__Available data__

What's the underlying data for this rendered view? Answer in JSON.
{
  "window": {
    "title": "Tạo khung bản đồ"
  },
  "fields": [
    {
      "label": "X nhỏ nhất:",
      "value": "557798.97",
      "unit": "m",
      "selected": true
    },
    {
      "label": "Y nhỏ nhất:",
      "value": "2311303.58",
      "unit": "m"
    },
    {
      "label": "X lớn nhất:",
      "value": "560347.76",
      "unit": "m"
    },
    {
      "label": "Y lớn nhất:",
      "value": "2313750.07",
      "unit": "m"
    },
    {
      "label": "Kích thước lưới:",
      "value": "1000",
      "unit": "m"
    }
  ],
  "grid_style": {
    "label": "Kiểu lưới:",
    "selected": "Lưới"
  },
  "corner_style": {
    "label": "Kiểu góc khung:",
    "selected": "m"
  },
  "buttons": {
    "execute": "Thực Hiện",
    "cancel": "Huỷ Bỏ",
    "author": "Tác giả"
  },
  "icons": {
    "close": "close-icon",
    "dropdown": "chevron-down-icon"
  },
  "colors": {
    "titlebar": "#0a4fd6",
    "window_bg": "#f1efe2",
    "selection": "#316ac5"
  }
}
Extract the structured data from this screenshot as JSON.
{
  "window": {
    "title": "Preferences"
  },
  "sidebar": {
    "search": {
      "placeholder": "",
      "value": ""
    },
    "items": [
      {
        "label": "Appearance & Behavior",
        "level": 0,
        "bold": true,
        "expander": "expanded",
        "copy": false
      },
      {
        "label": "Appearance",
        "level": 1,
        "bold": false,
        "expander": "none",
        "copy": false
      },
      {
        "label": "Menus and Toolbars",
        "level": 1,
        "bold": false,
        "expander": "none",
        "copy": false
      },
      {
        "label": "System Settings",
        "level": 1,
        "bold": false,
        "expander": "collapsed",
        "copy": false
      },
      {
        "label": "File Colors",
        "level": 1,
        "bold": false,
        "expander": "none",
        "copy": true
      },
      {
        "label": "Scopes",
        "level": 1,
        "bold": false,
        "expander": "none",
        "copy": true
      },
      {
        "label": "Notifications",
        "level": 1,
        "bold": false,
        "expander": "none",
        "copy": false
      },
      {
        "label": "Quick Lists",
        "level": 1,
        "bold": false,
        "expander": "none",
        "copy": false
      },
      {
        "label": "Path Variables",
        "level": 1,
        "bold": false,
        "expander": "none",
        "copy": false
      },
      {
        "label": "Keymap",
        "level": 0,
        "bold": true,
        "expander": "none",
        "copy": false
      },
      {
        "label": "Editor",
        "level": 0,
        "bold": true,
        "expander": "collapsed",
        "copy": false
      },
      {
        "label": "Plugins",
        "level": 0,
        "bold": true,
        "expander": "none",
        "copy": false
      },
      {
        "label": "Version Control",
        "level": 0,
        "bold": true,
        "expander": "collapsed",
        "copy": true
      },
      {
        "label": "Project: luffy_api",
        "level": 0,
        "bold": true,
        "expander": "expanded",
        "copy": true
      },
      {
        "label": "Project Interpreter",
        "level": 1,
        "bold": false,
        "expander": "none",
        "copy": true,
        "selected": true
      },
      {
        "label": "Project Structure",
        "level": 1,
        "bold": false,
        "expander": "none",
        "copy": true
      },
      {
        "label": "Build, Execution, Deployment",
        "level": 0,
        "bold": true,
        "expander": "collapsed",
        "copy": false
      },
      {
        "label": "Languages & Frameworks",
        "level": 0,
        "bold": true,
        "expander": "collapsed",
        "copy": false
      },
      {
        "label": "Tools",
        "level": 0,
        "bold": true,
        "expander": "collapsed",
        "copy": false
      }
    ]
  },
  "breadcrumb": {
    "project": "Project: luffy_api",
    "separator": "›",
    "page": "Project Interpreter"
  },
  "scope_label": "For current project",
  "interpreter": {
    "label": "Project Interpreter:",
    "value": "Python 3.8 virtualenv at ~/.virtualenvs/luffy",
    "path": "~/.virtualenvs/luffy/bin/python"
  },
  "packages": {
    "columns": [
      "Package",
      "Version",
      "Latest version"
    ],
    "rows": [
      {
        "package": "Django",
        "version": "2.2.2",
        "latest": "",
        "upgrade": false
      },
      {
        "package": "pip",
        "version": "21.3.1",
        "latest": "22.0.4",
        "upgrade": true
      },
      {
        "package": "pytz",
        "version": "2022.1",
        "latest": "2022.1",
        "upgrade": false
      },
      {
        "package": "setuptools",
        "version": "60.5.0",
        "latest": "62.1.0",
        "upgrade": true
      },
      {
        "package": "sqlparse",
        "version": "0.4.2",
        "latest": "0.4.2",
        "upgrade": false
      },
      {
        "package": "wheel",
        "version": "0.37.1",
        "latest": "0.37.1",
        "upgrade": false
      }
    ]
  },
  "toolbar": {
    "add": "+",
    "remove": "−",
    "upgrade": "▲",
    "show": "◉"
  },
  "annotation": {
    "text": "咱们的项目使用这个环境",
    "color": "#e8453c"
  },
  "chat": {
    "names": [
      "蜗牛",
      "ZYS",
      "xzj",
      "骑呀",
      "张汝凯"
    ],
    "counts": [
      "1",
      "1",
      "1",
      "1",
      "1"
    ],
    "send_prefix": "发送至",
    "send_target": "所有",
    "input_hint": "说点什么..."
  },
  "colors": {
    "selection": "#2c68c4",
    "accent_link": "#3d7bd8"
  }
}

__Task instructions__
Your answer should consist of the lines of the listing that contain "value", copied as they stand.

__Finished exercise__
      "value": "557798.97",
      "value": "2311303.58",
      "value": "560347.76",
      "value": "2313750.07",
      "value": "1000",
      "value": ""
    "value": "Python 3.8 virtualenv at ~/.virtualenvs/luffy",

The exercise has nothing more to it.